Supplied material:
▬▬▬

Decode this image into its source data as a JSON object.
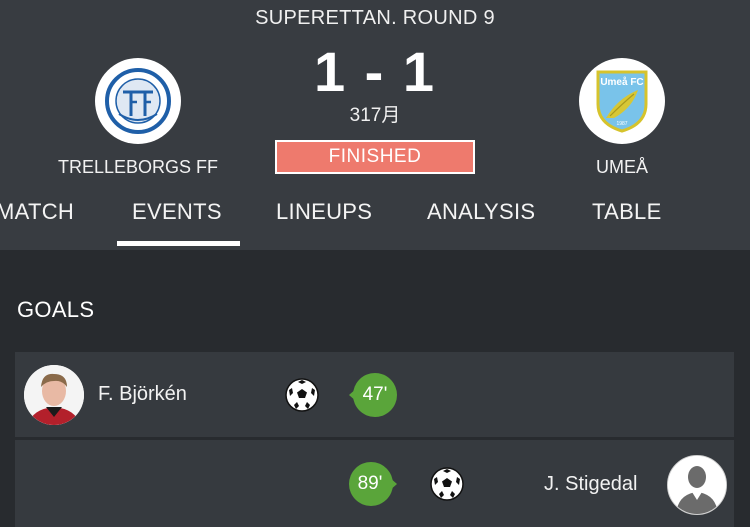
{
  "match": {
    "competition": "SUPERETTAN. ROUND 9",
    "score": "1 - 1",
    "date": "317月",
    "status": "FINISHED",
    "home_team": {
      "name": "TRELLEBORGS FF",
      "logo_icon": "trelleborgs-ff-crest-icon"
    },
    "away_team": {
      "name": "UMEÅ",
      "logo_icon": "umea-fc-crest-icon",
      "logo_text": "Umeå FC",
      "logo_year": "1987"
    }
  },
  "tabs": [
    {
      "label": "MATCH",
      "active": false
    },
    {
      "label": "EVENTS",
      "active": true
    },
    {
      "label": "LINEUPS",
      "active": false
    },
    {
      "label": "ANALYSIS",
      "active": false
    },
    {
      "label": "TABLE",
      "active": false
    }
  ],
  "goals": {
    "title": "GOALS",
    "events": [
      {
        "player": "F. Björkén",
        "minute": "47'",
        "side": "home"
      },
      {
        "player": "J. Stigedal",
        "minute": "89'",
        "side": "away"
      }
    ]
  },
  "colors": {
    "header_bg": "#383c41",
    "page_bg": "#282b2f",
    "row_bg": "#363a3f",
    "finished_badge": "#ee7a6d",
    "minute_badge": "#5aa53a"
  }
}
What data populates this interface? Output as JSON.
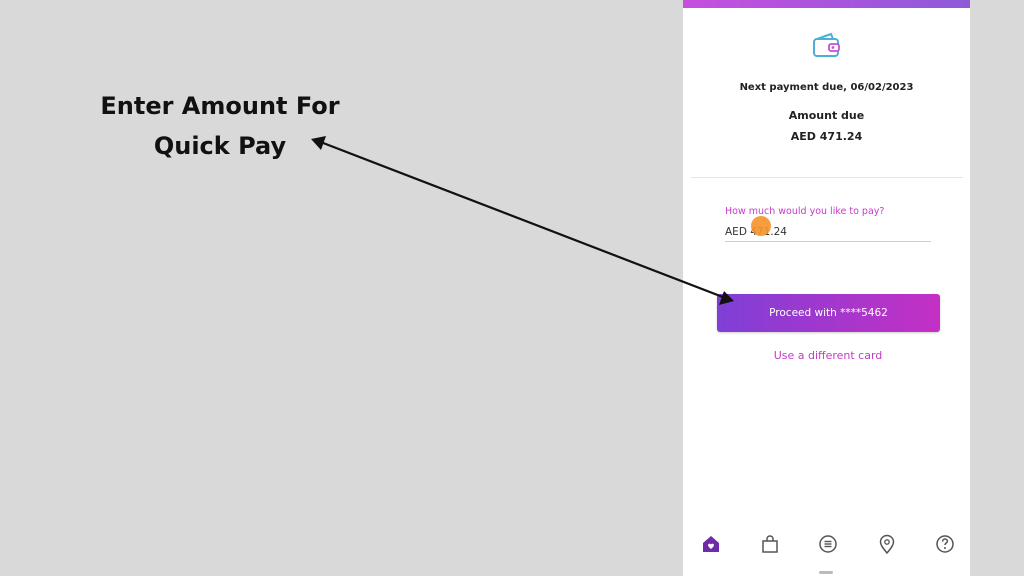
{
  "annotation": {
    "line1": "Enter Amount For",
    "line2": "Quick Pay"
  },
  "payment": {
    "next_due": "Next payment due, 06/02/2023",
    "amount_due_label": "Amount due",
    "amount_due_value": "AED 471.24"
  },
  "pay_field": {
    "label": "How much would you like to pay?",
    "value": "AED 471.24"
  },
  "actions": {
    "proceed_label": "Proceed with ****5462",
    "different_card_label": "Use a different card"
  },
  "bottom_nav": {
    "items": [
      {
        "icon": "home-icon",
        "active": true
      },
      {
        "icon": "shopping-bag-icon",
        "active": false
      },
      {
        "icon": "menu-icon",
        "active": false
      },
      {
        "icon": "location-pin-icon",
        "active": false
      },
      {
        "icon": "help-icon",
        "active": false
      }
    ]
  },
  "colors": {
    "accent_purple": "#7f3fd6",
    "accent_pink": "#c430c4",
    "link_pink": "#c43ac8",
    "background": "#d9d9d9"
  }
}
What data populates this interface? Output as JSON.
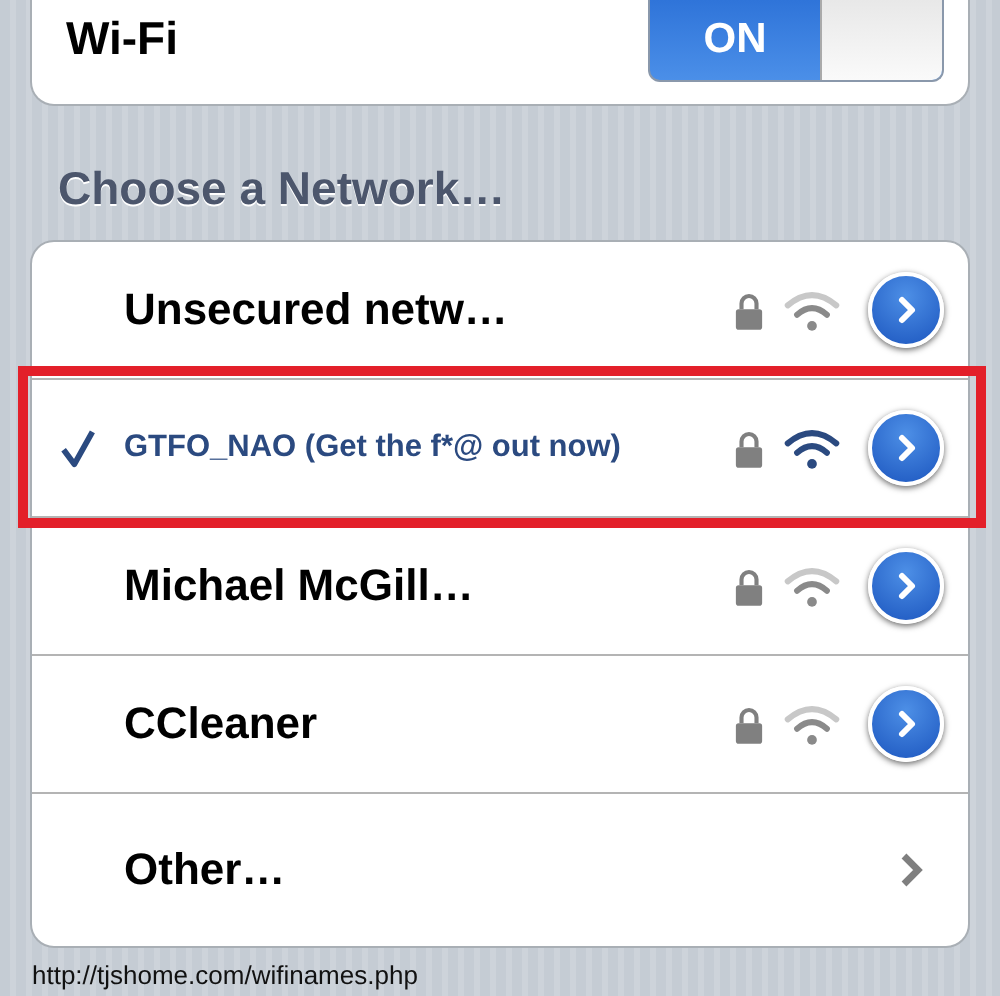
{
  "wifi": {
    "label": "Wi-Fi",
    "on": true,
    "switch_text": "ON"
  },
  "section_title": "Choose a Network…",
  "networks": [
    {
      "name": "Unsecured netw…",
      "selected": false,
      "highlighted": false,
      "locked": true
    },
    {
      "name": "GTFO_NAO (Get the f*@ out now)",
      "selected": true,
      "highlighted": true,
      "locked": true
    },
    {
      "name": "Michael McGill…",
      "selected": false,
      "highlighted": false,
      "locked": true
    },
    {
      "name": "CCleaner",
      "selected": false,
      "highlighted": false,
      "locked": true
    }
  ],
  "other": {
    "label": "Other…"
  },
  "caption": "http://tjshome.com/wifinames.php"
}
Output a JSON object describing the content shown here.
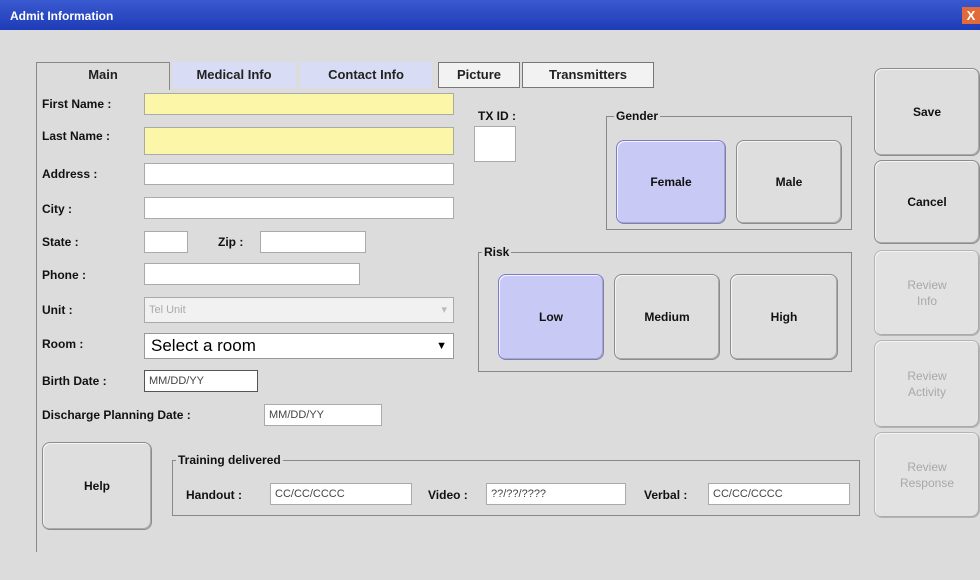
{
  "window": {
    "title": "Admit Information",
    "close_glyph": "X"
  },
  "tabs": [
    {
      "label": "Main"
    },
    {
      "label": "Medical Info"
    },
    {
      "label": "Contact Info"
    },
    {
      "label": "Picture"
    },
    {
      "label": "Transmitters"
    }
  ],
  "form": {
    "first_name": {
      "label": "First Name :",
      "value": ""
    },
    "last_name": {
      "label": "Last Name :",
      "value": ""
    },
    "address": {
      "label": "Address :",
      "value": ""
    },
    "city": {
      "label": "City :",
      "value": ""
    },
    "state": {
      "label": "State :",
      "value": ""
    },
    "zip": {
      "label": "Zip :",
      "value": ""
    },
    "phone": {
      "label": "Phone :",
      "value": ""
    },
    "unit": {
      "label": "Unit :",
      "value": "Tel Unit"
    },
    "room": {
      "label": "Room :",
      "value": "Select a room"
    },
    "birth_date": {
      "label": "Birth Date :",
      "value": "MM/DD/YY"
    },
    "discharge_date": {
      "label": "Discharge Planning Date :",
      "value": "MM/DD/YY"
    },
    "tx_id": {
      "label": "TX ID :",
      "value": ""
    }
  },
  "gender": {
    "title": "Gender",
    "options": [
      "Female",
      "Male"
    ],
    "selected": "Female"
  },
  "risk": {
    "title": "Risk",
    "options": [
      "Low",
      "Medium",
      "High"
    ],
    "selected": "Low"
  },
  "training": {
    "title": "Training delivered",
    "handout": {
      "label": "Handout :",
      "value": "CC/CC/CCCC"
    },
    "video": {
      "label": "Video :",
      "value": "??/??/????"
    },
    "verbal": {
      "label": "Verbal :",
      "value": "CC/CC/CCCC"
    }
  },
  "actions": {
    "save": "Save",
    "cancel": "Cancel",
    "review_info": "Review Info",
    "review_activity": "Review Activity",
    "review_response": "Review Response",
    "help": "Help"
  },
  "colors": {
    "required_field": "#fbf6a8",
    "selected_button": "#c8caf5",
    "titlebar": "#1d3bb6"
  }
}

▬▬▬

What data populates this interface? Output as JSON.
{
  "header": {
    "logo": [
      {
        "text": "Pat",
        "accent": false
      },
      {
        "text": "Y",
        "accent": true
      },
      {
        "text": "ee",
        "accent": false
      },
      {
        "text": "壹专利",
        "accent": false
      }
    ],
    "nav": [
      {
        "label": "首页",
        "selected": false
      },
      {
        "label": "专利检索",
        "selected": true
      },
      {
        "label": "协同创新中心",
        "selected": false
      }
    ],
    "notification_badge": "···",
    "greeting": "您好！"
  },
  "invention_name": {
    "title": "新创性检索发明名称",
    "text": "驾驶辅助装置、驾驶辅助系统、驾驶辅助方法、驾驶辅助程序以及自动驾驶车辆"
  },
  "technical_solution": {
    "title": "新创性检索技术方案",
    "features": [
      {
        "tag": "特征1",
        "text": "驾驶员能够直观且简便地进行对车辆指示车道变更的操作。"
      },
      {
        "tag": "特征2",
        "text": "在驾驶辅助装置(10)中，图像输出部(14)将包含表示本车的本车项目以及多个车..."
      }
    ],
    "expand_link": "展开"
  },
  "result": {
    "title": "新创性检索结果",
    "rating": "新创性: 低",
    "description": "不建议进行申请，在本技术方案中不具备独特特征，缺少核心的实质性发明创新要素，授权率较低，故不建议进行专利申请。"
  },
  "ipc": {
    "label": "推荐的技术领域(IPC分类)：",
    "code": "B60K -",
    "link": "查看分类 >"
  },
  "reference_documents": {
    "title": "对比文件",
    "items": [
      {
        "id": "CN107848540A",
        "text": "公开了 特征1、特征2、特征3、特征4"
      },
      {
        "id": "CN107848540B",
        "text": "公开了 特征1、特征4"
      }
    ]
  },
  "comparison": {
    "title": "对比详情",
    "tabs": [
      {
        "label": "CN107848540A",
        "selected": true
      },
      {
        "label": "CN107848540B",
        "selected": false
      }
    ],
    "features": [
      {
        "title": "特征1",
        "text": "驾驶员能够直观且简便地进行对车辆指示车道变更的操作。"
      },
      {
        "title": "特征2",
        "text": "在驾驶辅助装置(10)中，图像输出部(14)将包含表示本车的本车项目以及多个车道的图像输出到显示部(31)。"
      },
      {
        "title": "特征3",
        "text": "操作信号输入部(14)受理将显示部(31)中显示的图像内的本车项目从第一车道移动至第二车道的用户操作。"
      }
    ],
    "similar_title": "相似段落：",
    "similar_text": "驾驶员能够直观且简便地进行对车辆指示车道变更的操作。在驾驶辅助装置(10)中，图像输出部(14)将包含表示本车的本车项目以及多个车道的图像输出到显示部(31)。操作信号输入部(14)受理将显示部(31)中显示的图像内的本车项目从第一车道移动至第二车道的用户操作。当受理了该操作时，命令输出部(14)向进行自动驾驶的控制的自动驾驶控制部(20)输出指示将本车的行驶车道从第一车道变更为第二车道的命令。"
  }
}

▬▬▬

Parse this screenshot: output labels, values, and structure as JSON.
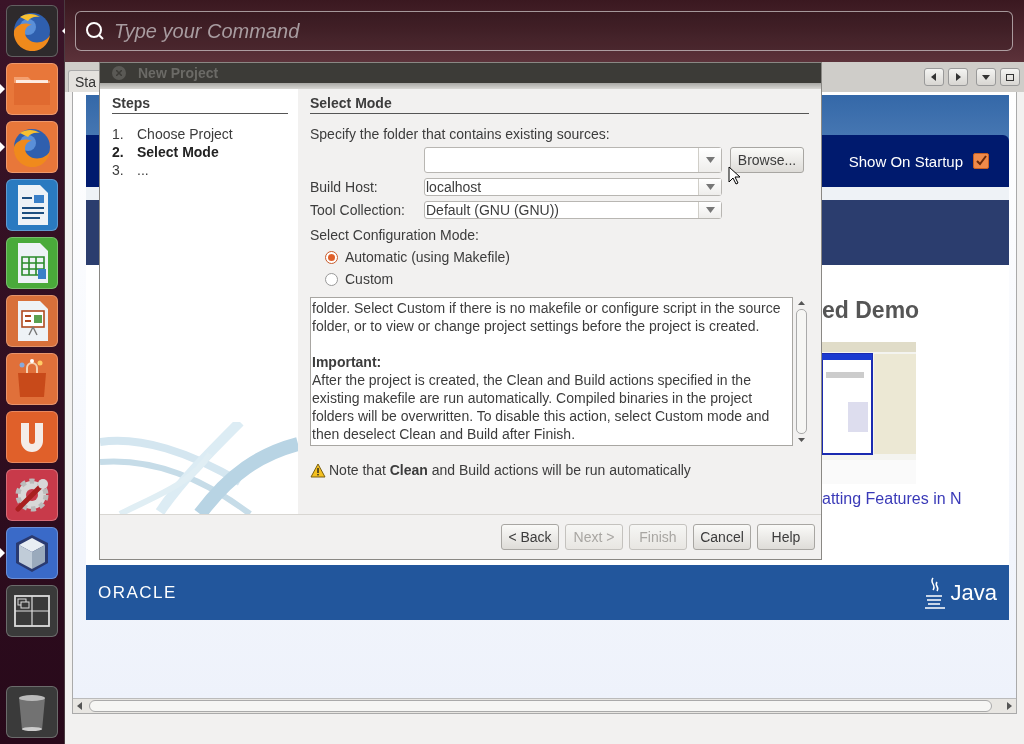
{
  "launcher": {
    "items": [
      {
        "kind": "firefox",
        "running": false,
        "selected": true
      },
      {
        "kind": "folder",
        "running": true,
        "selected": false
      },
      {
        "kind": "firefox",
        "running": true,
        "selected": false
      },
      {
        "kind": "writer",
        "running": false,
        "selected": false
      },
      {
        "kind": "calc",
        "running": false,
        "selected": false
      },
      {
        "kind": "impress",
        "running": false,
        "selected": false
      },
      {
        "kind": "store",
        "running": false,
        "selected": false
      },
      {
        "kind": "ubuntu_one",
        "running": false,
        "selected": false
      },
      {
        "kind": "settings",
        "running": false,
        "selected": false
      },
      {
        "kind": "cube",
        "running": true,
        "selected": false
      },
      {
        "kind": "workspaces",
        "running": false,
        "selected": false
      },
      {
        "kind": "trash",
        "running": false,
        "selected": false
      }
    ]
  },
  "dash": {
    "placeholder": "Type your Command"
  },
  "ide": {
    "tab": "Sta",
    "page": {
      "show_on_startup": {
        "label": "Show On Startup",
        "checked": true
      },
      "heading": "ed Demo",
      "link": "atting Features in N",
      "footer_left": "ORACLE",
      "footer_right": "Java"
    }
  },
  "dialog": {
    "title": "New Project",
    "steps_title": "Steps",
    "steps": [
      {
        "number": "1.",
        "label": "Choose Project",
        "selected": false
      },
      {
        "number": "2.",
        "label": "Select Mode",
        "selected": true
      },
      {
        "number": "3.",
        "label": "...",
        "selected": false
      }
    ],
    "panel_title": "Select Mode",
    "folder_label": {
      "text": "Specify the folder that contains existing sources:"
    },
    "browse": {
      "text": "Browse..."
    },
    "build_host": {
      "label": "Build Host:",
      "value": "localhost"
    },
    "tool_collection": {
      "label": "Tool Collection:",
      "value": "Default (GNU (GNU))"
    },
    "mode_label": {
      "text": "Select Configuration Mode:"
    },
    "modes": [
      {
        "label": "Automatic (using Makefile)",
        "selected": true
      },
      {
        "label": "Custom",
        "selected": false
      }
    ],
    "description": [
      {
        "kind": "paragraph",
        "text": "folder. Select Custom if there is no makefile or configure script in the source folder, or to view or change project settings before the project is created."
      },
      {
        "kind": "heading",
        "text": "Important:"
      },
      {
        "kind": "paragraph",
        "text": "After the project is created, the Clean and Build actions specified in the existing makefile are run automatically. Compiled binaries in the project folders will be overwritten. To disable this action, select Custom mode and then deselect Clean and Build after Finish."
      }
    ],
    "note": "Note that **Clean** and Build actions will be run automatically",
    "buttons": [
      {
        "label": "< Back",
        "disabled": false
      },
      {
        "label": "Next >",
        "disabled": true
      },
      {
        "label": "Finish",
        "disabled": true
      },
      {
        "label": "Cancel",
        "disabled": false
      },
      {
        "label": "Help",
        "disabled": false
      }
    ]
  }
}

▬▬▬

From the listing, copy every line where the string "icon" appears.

      "logo_icon": "trelleborgs-ff-crest-icon"
      "logo_icon": "umea-fc-crest-icon",
        "icon": "home-icon",
        "icon": "shopping-bag-icon",
        "icon": "menu-icon",
        "icon": "location-pin-icon",
        "icon": "help-icon",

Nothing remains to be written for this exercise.